Another issue with using online tool is advertisements. I am not against ads per se, but since I have very little control on what my students end up seeing, I tend to pick and choose my online tools fairly carefully. My example above is from Vocaroo, an online audio recording tool that at first glance appears to not have any ads. The problem is when you share your recording with your students. That is where the ads pop up and can be confusing to some students who are still learning to navigate the internet in English. The bottom line? Do a thorough run through the whole procedure to make sure any tools you use are not malicious or can include information you don’t want your students to see.
An important thing to consider when choosing the tools for your feedback is to make sure it is compatible with what you are using at school and that students are able to access the feedback on whatever device they want. I try to make all of my components mobile friendly, meaning I avoid things such as Adobe Flash or text that is really small. That is why I choose the MP4 option for video for my students when I download it from Screencast-O-Matic. Also, Edmodo has a wonderful mobile app available for most devices.
What happens when you student or yourself have limited access to the internet? One thing you need to be prepared to do is to have an option for students who don’t have internet at home. Provide time within the schedule for students to review your feedback at school on the network or give them something they can play the video on. If this is an ongoing problem, you may need to reconsider using recorded feedback at all. After all, if one student can’t access it, it creates a two-tiered system if others get more feedback than others due to network restrictions.

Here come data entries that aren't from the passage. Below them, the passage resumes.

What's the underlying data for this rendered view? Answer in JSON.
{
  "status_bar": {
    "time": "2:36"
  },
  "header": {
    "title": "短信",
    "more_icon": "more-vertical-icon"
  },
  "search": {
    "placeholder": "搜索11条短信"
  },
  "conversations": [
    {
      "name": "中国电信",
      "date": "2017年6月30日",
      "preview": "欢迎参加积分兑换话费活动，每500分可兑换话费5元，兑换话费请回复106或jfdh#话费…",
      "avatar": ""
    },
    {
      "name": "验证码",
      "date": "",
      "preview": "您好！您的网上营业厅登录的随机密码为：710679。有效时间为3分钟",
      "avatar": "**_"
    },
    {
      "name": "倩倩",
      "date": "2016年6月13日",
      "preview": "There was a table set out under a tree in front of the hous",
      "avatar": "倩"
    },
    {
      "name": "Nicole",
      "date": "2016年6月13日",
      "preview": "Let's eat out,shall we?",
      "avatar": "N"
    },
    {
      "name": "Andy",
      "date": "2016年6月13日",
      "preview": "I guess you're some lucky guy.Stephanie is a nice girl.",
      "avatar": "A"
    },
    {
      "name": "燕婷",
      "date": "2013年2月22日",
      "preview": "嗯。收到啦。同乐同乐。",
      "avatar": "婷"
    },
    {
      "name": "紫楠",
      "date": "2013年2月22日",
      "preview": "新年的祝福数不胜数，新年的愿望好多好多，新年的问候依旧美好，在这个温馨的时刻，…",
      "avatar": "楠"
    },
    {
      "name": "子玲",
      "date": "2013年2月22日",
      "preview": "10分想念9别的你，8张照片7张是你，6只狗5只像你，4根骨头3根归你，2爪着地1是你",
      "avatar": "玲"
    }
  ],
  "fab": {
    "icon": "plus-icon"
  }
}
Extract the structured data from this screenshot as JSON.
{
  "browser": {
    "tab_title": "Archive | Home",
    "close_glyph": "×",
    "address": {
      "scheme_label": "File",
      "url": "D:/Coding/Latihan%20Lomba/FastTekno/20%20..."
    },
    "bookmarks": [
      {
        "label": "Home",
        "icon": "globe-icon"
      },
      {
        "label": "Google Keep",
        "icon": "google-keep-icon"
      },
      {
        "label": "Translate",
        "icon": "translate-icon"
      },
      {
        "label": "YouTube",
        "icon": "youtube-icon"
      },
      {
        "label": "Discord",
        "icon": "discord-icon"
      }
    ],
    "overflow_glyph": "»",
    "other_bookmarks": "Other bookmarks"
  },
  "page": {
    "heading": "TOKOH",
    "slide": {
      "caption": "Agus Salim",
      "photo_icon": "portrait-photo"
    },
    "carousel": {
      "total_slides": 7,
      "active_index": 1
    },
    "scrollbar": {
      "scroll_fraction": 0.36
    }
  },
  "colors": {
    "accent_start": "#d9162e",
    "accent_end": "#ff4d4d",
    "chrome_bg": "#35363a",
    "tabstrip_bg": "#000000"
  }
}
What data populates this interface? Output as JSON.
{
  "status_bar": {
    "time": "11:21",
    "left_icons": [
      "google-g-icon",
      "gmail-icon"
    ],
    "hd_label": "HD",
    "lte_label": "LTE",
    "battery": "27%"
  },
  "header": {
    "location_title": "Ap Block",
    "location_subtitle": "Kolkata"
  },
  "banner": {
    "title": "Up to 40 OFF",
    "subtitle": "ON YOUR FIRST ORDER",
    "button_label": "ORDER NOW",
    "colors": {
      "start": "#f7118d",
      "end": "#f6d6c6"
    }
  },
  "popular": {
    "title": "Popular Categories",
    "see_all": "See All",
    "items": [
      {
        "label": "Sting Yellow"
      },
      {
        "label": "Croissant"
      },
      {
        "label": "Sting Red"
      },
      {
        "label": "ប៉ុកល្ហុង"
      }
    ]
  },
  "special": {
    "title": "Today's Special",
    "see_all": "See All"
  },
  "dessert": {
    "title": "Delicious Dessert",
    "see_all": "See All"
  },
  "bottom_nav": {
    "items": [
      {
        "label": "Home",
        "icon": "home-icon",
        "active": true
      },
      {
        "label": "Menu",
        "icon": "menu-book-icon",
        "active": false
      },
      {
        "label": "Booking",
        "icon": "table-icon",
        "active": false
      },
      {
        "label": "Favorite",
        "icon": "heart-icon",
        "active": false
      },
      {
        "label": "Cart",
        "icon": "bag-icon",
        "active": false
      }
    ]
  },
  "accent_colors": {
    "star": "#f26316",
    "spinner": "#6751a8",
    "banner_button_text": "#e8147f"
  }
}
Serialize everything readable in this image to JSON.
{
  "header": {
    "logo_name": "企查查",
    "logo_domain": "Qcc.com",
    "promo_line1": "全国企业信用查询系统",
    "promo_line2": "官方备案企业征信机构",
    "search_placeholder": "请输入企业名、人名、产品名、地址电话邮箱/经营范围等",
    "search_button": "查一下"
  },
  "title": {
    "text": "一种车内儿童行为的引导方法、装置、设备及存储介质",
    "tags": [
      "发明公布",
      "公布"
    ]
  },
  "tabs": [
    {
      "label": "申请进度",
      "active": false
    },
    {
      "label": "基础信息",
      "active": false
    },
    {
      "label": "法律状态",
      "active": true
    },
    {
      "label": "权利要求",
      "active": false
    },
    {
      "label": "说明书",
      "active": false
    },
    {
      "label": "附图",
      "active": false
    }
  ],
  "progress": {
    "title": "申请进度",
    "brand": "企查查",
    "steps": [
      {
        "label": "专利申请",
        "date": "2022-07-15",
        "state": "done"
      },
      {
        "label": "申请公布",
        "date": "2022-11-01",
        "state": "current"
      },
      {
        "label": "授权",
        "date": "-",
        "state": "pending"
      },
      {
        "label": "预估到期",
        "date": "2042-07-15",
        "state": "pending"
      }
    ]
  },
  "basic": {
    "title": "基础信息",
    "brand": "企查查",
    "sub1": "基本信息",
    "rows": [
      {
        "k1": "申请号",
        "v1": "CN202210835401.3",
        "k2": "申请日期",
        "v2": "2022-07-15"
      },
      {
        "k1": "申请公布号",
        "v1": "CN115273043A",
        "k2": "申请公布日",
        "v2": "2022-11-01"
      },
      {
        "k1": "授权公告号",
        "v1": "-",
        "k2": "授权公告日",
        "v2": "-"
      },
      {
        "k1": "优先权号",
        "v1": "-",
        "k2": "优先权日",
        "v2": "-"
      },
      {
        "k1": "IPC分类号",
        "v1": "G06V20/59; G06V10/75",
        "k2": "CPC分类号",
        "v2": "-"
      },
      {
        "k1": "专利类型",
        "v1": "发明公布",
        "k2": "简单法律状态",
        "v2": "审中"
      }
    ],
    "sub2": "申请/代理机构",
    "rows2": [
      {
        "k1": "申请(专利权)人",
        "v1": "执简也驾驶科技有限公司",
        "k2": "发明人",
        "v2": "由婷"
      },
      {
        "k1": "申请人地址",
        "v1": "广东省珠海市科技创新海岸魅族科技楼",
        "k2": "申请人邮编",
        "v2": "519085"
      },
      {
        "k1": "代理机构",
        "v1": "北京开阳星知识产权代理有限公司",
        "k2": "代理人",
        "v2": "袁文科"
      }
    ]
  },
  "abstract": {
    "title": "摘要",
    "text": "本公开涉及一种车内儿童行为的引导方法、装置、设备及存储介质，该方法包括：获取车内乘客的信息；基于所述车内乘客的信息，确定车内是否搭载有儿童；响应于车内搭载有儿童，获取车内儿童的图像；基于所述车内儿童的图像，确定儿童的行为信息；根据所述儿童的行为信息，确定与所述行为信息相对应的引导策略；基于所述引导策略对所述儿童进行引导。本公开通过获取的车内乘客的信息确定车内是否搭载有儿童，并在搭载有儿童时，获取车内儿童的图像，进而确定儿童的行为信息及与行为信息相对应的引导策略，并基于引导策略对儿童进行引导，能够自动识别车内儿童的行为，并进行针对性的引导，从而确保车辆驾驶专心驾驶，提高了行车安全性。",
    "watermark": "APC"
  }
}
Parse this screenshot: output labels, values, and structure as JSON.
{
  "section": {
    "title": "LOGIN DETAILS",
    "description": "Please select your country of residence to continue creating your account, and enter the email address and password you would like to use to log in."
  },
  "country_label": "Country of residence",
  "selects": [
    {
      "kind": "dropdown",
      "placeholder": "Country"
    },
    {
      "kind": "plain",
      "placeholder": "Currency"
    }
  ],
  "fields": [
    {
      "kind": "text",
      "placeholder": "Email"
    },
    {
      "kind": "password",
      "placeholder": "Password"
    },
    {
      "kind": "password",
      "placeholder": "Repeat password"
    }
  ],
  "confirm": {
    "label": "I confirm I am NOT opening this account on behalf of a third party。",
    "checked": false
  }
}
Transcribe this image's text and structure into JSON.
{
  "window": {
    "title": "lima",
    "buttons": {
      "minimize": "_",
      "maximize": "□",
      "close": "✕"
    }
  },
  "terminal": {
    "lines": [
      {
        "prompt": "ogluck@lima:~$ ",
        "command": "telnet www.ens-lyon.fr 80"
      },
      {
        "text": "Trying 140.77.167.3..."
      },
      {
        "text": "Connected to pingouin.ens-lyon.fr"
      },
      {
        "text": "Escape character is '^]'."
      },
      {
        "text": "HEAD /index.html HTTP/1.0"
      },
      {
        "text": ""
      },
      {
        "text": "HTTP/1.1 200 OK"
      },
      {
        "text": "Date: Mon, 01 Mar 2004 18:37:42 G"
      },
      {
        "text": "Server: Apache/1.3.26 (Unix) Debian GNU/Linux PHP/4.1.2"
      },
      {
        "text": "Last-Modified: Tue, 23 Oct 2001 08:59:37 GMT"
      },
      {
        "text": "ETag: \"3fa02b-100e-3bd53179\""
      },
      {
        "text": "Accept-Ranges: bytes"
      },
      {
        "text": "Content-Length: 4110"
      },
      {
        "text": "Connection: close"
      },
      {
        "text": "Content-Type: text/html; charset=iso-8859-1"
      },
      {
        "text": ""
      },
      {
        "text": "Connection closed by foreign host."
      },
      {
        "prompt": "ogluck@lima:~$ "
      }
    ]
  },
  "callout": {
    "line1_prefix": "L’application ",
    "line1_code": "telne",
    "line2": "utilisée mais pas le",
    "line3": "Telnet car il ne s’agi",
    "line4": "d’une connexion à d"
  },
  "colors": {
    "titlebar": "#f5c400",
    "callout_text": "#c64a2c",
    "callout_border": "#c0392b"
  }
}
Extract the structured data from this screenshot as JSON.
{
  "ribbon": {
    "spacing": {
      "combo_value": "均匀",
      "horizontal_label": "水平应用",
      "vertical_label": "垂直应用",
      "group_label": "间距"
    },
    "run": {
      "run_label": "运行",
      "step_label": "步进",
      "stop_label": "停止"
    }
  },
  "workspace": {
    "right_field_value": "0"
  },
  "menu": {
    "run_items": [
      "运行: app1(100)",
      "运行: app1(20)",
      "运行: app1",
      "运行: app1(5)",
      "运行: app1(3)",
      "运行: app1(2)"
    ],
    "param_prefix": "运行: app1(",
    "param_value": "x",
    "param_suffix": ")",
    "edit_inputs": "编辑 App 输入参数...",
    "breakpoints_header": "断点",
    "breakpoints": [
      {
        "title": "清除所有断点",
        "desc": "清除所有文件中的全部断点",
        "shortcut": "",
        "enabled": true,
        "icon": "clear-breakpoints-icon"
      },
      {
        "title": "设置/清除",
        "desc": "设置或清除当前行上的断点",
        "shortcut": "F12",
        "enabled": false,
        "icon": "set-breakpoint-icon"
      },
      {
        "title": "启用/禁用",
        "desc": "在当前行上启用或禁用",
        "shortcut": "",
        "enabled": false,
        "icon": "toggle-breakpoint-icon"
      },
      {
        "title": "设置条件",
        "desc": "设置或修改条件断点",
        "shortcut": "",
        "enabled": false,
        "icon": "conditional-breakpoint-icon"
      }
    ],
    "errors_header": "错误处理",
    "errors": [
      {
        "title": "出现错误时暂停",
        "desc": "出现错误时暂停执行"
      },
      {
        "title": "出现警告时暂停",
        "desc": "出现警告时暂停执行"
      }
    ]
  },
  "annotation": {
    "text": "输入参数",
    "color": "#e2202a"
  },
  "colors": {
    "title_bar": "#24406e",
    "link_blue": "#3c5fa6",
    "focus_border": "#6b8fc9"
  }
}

Time can be an enemy or a blessing. In this situation, we have seen how it can save you a good deal of time. The problem is that some situations can actually take more time in the short while, but provide long term gain.
Yes, there is a bit of a learning curve. Don’t expect that this will all happen overnight. You need to leave yourself some time to experiment with things to see what works for you. Don’t give up too soon. It will get easier and easier each time to do it. Pretty soon, you will find that you are so used to doing it, you don’t even think about what you need to do.
Normally, this would be the time for questions. Feel free to pass along your questions to me using the information on the last slide. I am almost always on Twitter and checking my email. Also, I do reply to comments posted on this site as well.
Here are the three articles I referenced in this presentation:
- Bitchener, J., Young, S., and Cameron, D. (2005). The effect of different types of corrective feedback on ESL student writing. Journal of Second Language Writing, 14. 191-205. Retrieved from http://peoplelearn.homestead.com/MEdHOME/SPECIALISATIONS/Writing.feedback_on.writing.pdf
- Edwards, K., Dujardin, A., and Williams, N. (2012). Screencast feedback for essays on a distance learning MA in Professional Communication: An action research project. Journal of Academic Writing, 2(1). 95-126. Retrieved from http://e-learning.coventry.ac.uk/ojs/index.php/joaw/article/view/62
- Mathisen, P. (2012). Video feedback in higher education – A contribution to improving the quality of written feedback. Nordic Journal of Digital Literacy, 7(2). 97-116. Retrieved from http://www.idunn.no/dk/2012/02/video_feedback_in_higher_education_-_a_contribution_to_impr?mode=author_info_ID_G718614691&skipDecorating=true